IVM Fans: Have you ever considered writing a book, poetry, public speaking, etc. as another outlet for your messages?
Ryan: I actually have considered a book of sorts. Nothing like a novel, but maybe something containing random short pieces… almost like lyrics. I’m not a huge fan of poetry, so I’d want to make sure it doesn’t come off that way… but I really do love to write, and over the years I’ve thought about different ways to manifest this, even if it’s outside of music.
Lee: Who is better, Batman or Superman?

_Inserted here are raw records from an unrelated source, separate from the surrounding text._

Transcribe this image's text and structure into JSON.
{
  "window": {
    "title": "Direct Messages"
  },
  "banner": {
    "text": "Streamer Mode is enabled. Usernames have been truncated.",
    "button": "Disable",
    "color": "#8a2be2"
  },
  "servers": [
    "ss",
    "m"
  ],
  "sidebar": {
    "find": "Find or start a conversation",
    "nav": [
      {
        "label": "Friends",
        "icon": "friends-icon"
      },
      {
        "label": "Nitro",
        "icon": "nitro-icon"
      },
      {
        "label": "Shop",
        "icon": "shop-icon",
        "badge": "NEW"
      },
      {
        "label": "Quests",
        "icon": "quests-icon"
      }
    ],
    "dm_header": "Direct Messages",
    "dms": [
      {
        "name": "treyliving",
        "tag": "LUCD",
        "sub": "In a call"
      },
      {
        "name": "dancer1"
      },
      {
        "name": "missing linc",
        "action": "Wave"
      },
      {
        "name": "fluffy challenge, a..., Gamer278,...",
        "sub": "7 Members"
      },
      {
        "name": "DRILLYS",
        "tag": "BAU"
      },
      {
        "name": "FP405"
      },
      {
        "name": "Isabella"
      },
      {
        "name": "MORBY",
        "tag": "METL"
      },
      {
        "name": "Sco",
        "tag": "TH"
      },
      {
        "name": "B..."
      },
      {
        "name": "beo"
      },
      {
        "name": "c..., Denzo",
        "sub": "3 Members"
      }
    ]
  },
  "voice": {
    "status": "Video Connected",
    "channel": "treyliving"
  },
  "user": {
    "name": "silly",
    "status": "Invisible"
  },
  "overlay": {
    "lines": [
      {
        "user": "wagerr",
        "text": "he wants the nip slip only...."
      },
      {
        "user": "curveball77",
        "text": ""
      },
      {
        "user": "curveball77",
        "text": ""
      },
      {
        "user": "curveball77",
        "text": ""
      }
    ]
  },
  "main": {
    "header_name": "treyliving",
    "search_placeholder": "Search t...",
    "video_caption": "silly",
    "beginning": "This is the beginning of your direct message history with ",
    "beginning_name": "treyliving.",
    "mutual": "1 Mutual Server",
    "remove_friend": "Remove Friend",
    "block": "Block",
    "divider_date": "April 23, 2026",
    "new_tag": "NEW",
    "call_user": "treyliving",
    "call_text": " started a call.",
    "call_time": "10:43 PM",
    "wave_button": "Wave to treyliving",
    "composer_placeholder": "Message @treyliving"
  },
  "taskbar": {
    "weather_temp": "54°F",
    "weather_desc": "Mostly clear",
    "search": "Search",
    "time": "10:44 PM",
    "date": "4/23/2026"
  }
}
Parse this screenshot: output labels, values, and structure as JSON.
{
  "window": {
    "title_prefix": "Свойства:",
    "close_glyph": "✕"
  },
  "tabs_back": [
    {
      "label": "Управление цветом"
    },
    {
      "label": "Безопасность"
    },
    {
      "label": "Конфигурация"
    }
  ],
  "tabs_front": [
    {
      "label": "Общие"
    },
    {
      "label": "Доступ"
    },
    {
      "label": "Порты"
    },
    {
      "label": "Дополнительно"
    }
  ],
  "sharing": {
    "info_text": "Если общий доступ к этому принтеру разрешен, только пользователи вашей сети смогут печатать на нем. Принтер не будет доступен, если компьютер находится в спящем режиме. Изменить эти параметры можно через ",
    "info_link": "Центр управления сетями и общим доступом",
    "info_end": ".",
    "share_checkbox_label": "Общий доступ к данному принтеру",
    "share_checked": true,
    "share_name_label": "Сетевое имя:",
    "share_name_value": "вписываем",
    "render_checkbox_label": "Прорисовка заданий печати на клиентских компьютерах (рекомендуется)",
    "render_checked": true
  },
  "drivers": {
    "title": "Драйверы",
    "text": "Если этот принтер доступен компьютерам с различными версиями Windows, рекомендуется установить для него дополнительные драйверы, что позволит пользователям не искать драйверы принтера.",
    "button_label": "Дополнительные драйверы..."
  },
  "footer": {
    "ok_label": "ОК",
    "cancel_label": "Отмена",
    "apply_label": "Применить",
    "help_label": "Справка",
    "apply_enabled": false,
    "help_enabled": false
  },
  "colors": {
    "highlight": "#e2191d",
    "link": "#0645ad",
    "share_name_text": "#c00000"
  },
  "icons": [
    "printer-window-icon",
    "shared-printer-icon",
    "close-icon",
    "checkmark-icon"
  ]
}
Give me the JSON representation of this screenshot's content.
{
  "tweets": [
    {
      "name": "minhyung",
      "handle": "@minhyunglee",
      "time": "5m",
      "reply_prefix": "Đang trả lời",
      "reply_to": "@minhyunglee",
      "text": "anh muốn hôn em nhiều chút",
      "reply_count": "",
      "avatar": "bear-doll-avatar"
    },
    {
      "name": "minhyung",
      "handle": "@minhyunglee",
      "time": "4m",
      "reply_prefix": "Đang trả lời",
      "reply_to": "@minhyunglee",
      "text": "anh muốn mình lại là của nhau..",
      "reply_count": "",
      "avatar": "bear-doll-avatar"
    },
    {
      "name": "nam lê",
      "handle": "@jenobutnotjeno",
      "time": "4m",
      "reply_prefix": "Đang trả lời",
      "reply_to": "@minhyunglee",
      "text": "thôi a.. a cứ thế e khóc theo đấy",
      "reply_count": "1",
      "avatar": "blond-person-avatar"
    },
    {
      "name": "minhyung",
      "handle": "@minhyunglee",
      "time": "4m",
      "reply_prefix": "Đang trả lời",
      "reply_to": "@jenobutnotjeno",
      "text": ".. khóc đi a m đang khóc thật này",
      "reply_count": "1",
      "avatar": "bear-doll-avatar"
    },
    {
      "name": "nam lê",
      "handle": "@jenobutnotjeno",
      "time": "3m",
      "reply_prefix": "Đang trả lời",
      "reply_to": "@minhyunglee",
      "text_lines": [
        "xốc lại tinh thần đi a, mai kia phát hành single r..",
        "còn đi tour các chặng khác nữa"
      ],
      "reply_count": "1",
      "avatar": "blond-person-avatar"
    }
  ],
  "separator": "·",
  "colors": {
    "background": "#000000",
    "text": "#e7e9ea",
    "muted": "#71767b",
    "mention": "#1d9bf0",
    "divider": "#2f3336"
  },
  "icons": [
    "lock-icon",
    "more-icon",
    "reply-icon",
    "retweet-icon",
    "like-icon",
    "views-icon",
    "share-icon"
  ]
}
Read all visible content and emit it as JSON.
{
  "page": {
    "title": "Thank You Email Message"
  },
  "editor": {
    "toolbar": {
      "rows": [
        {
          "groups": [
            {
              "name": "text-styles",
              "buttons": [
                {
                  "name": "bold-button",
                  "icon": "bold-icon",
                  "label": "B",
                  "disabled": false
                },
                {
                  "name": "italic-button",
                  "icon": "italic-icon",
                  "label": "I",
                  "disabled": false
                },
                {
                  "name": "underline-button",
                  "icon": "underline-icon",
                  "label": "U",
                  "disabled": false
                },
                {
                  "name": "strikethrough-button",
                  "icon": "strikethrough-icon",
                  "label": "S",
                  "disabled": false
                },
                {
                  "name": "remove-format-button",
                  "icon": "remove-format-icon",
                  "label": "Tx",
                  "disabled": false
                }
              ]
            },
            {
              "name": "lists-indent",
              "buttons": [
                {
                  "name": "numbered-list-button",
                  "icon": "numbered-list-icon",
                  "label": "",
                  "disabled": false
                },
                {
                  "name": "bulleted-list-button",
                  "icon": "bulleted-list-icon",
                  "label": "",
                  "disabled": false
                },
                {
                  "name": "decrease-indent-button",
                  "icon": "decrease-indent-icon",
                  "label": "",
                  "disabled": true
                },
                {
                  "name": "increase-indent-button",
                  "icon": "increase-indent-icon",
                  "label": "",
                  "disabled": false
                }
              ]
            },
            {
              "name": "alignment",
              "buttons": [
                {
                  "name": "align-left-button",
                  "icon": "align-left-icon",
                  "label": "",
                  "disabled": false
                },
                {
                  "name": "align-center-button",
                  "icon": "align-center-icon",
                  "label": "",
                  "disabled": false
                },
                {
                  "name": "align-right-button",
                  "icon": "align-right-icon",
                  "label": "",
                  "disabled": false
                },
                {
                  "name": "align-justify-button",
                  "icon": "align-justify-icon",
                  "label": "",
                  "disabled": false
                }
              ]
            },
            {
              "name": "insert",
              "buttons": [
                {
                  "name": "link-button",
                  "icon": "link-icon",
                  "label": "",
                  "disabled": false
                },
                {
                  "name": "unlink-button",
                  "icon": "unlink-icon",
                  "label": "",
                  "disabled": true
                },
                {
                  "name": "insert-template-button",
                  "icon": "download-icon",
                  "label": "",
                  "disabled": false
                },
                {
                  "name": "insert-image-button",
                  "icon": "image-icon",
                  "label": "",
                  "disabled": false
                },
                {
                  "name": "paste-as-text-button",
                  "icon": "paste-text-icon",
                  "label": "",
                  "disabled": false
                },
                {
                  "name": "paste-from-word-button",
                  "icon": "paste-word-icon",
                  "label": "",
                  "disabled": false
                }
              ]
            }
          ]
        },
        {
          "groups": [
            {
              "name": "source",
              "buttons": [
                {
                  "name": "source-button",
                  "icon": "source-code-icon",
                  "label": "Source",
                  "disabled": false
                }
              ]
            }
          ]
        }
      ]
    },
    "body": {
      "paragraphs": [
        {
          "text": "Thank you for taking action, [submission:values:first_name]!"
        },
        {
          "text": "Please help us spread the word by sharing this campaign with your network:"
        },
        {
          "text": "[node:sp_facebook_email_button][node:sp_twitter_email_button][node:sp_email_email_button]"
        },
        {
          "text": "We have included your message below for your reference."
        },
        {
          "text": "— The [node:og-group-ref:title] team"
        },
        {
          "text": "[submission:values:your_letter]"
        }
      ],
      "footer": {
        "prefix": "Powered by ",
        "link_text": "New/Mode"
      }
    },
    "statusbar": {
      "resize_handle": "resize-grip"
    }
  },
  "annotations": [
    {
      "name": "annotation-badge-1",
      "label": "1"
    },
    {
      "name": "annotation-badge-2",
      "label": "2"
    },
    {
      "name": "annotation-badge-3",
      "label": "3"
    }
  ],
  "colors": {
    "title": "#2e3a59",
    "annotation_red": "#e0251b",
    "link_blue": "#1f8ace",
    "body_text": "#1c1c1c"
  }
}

Ryan: Superman is obviously more classic, but I think Batman, aside from being extremely wealthy, is a bit more relatable. After all, he’s just a guy with cool, technologically-advanced trinkets. The fact that he doesn’t inherently possess any super-human abilities makes him something that people can almost aspire to be. He’s also got a cool, dark vibe about him that makes him mysterious and seemingly dangerous. Outside of that, I think he looks cooler, his outfit is better, his weapons and vehicles are better… as are the stories, villains, etc. With all that said, I’m a bigger fan of Batman.
That’s it for Demon Hunter Week, here on IVM. We hope you’ve enjoyed it. It bears repeating that we heartily recommend DH’s new album Extremist. If you haven’t picked it up yet, be sure to remedy that foul error, else Ryan Clark (Dixon) might literally hunt you down. DH week may be over, but be sure to keep plugging in to IVM for a daily dose as we unveil more exclusive content from some great under the radar bands (and some above the radar ones, too) regularly.
Did you miss any part of DH week? How about any of our previous amazing _____ Weeks? Allow me to oblige: